#### Listed records
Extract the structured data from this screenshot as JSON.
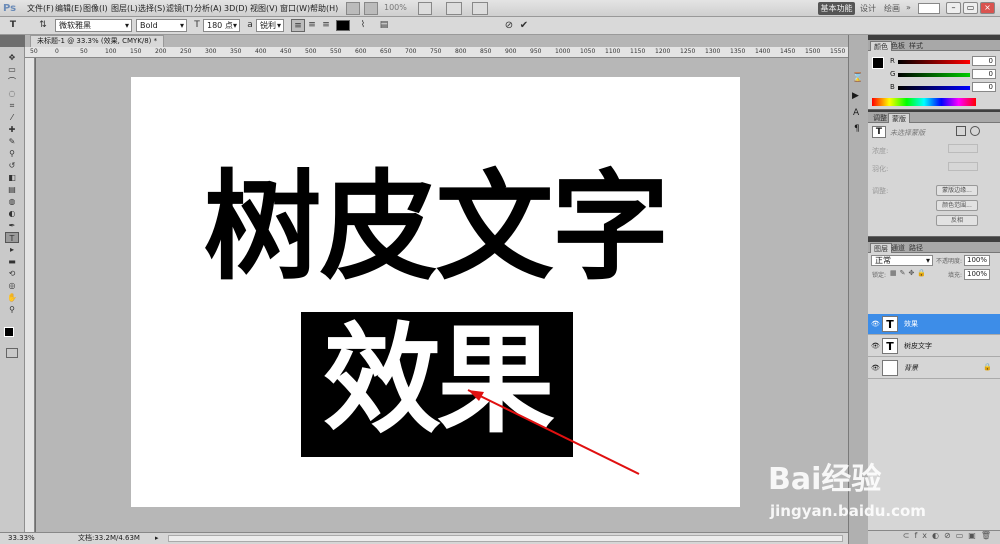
{
  "app": {
    "logo": "Ps"
  },
  "menu": [
    "文件(F)",
    "编辑(E)",
    "图像(I)",
    "图层(L)",
    "选择(S)",
    "滤镜(T)",
    "分析(A)",
    "3D(D)",
    "视图(V)",
    "窗口(W)",
    "帮助(H)"
  ],
  "zoom_menu": "100%",
  "workspace": {
    "active": "基本功能",
    "links": [
      "设计",
      "绘画"
    ]
  },
  "options": {
    "font_family": "微软雅黑",
    "font_style": "Bold",
    "font_size": "180 点",
    "antialias": "锐利"
  },
  "document_tab": "未标题-1 @ 33.3% (效果, CMYK/8) *",
  "ruler_labels": [
    "50",
    "0",
    "50",
    "100",
    "150",
    "200",
    "250",
    "300",
    "350",
    "400",
    "450",
    "500",
    "550",
    "600",
    "650",
    "700",
    "750",
    "800",
    "850",
    "900",
    "950",
    "1000",
    "1050",
    "1100",
    "1150",
    "1200",
    "1250",
    "1300",
    "1350",
    "1400",
    "1450",
    "1500",
    "1550"
  ],
  "canvas": {
    "line1": "树皮文字",
    "line2": "效果"
  },
  "status": {
    "zoom": "33.33%",
    "doc": "文档:33.2M/4.63M"
  },
  "color_panel": {
    "tabs": [
      "颜色",
      "色板",
      "样式"
    ],
    "channels": [
      {
        "label": "R",
        "value": "0"
      },
      {
        "label": "G",
        "value": "0"
      },
      {
        "label": "B",
        "value": "0"
      }
    ]
  },
  "mask_panel": {
    "tabs": [
      "调整",
      "蒙版"
    ],
    "title": "未选择蒙版",
    "fields": [
      "浓度:",
      "羽化:"
    ],
    "refine": "调整:",
    "buttons": [
      "蒙版边缘...",
      "颜色范围...",
      "反相"
    ]
  },
  "layers_panel": {
    "tabs": [
      "图层",
      "通道",
      "路径"
    ],
    "blend_mode": "正常",
    "opacity_label": "不透明度:",
    "opacity": "100%",
    "lock_label": "锁定:",
    "fill_label": "填充:",
    "fill": "100%",
    "layers": [
      {
        "name": "效果",
        "thumb": "T",
        "selected": true
      },
      {
        "name": "树皮文字",
        "thumb": "T",
        "selected": false
      },
      {
        "name": "背景",
        "thumb": "",
        "selected": false
      }
    ]
  },
  "watermark": {
    "brand": "Bai经验",
    "url": "jingyan.baidu.com"
  },
  "colors": {
    "selected_layer": "#3d8de8",
    "arrow": "#e01010"
  }
}
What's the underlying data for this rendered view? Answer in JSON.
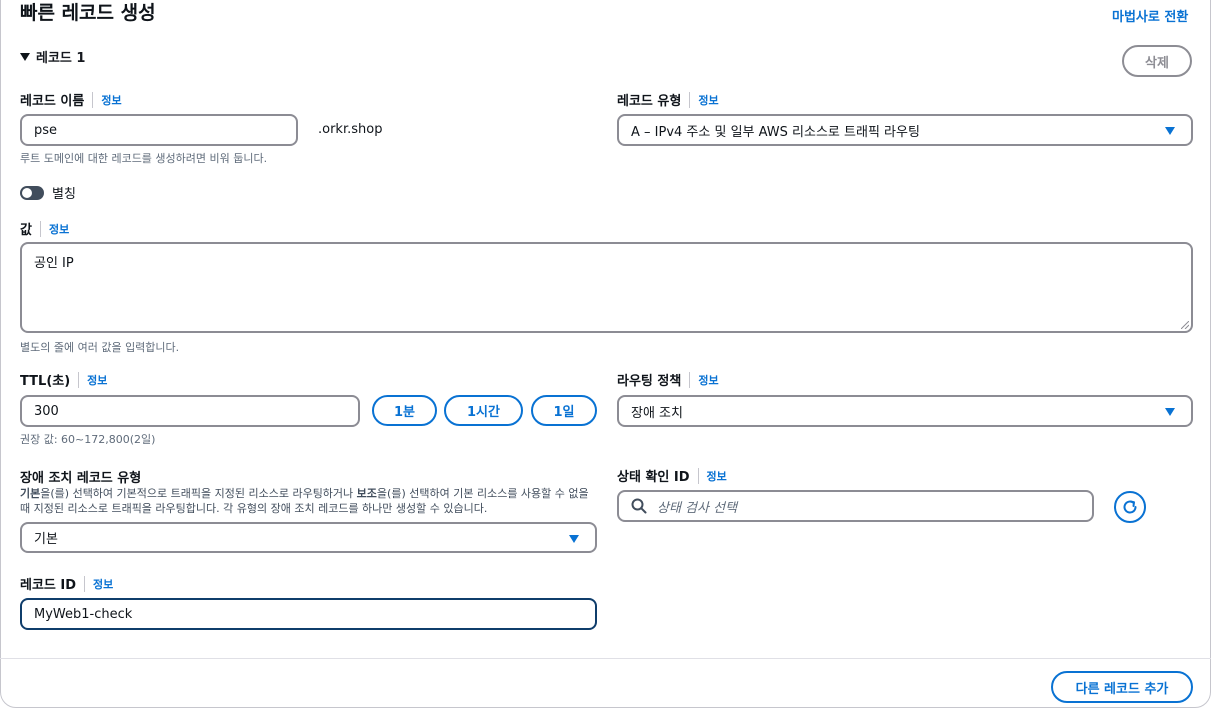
{
  "header": {
    "title": "빠른 레코드 생성",
    "wizard_link": "마법사로 전환"
  },
  "record": {
    "section_label": "레코드 1",
    "delete_label": "삭제",
    "info_label": "정보",
    "name": {
      "label": "레코드 이름",
      "value": "pse",
      "suffix": ".orkr.shop",
      "hint": "루트 도메인에 대한 레코드를 생성하려면 비워 둡니다."
    },
    "type": {
      "label": "레코드 유형",
      "value": "A – IPv4 주소 및 일부 AWS 리소스로 트래픽 라우팅"
    },
    "alias": {
      "label": "별칭",
      "enabled": false
    },
    "value": {
      "label": "값",
      "content": "공인 IP",
      "hint": "별도의 줄에 여러 값을 입력합니다."
    },
    "ttl": {
      "label": "TTL(초)",
      "value": "300",
      "hint": "권장 값: 60~172,800(2일)",
      "presets": [
        "1분",
        "1시간",
        "1일"
      ]
    },
    "routing_policy": {
      "label": "라우팅 정책",
      "value": "장애 조치"
    },
    "failover_type": {
      "label": "장애 조치 레코드 유형",
      "desc_bold1": "기본",
      "desc_part1": "을(를) 선택하여 기본적으로 트래픽을 지정된 리소스로 라우팅하거나 ",
      "desc_bold2": "보조",
      "desc_part2": "을(를) 선택하여 기본 리소스를 사용할 수 없을 때 지정된 리소스로 트래픽을 라우팅합니다. 각 유형의 장애 조치 레코드를 하나만 생성할 수 있습니다.",
      "value": "기본"
    },
    "health_check": {
      "label": "상태 확인 ID",
      "placeholder": "상태 검사 선택"
    },
    "record_id": {
      "label": "레코드 ID",
      "value": "MyWeb1-check"
    }
  },
  "footer": {
    "add_record_label": "다른 레코드 추가"
  },
  "colors": {
    "accent": "#0972d3",
    "focus_border": "#0f3d6b",
    "text": "#0f141a"
  }
}
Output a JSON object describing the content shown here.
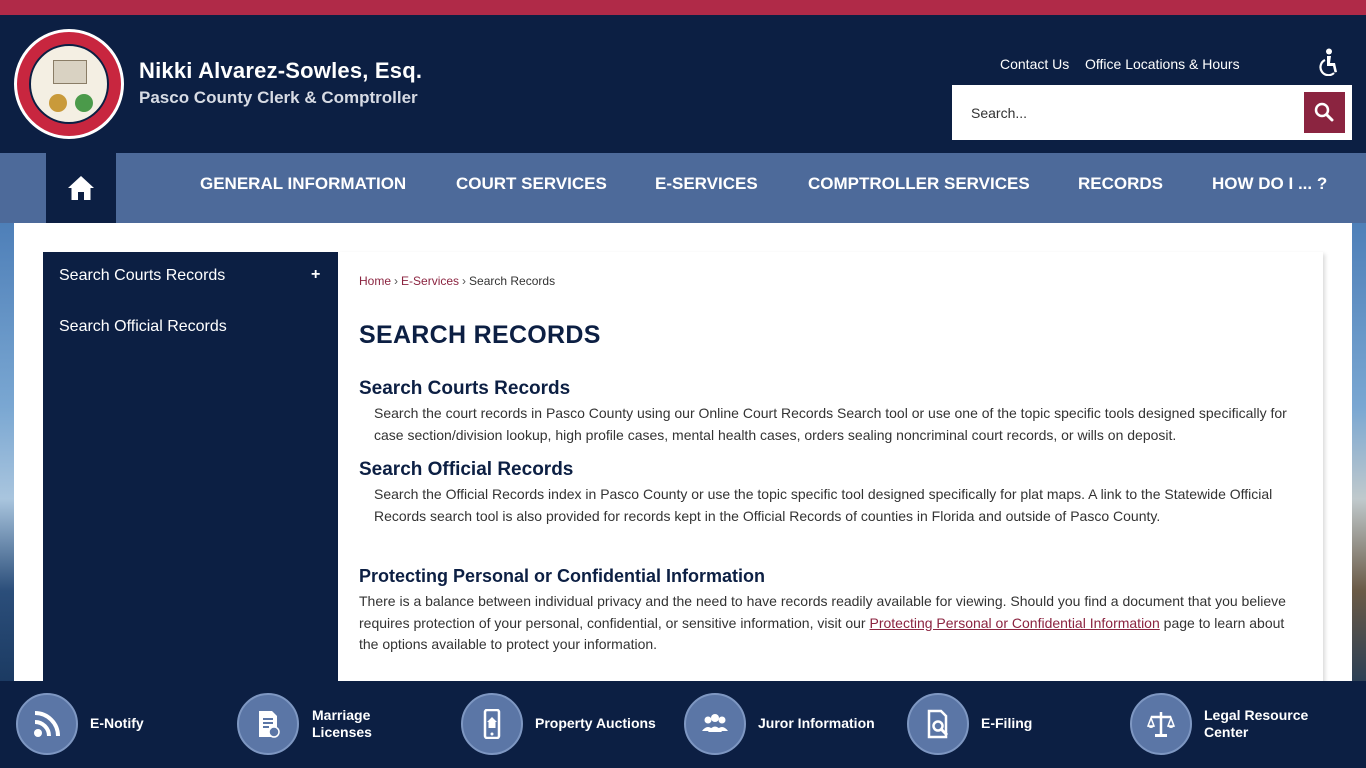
{
  "header": {
    "org_name": "Nikki Alvarez-Sowles, Esq.",
    "org_subtitle": "Pasco County Clerk & Comptroller",
    "utility_links": [
      "Contact Us",
      "Office Locations & Hours"
    ],
    "search_placeholder": "Search..."
  },
  "nav": {
    "items": [
      "GENERAL INFORMATION",
      "COURT SERVICES",
      "E-SERVICES",
      "COMPTROLLER SERVICES",
      "RECORDS",
      "HOW DO I ... ?"
    ]
  },
  "sidebar": {
    "items": [
      "Search Courts Records",
      "Search Official Records"
    ],
    "expand_symbol": "+"
  },
  "breadcrumb": {
    "home": "Home",
    "eservices": "E-Services",
    "current": "Search Records",
    "separator": "›"
  },
  "content": {
    "title": "SEARCH RECORDS",
    "sections": [
      {
        "heading": "Search Courts Records",
        "text": "Search the court records in Pasco County using our Online Court Records Search tool or use one of the topic specific tools designed specifically for case section/division lookup, high profile cases, mental health cases, orders sealing noncriminal court records, or wills on deposit."
      },
      {
        "heading": "Search Official Records",
        "text": "Search the Official Records index in Pasco County or use the topic specific tool designed specifically for plat maps. A link to the Statewide Official Records search tool is also provided for records kept in the Official Records of counties in Florida and outside of Pasco County."
      }
    ],
    "privacy": {
      "heading": "Protecting Personal or Confidential Information",
      "text_before": "There is a balance between individual privacy and the need to have records readily available for viewing. Should you find a document that you believe requires protection of your personal, confidential, or sensitive information, visit our ",
      "link": "Protecting Personal or Confidential Information",
      "text_after": " page to learn about the options available to protect your information."
    }
  },
  "footer": {
    "quick_links": [
      {
        "label": "E-Notify",
        "icon": "rss-icon"
      },
      {
        "label": "Marriage Licenses",
        "icon": "certificate-icon"
      },
      {
        "label": "Property Auctions",
        "icon": "mobile-house-icon"
      },
      {
        "label": "Juror Information",
        "icon": "people-icon"
      },
      {
        "label": "E-Filing",
        "icon": "document-search-icon"
      },
      {
        "label": "Legal Resource Center",
        "icon": "scales-icon"
      }
    ]
  },
  "colors": {
    "navy": "#0c1f43",
    "nav_blue": "#4d6a9a",
    "accent_red": "#b02a48",
    "link_maroon": "#8b2440"
  }
}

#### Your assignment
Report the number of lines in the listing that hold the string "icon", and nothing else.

#### Your solution
6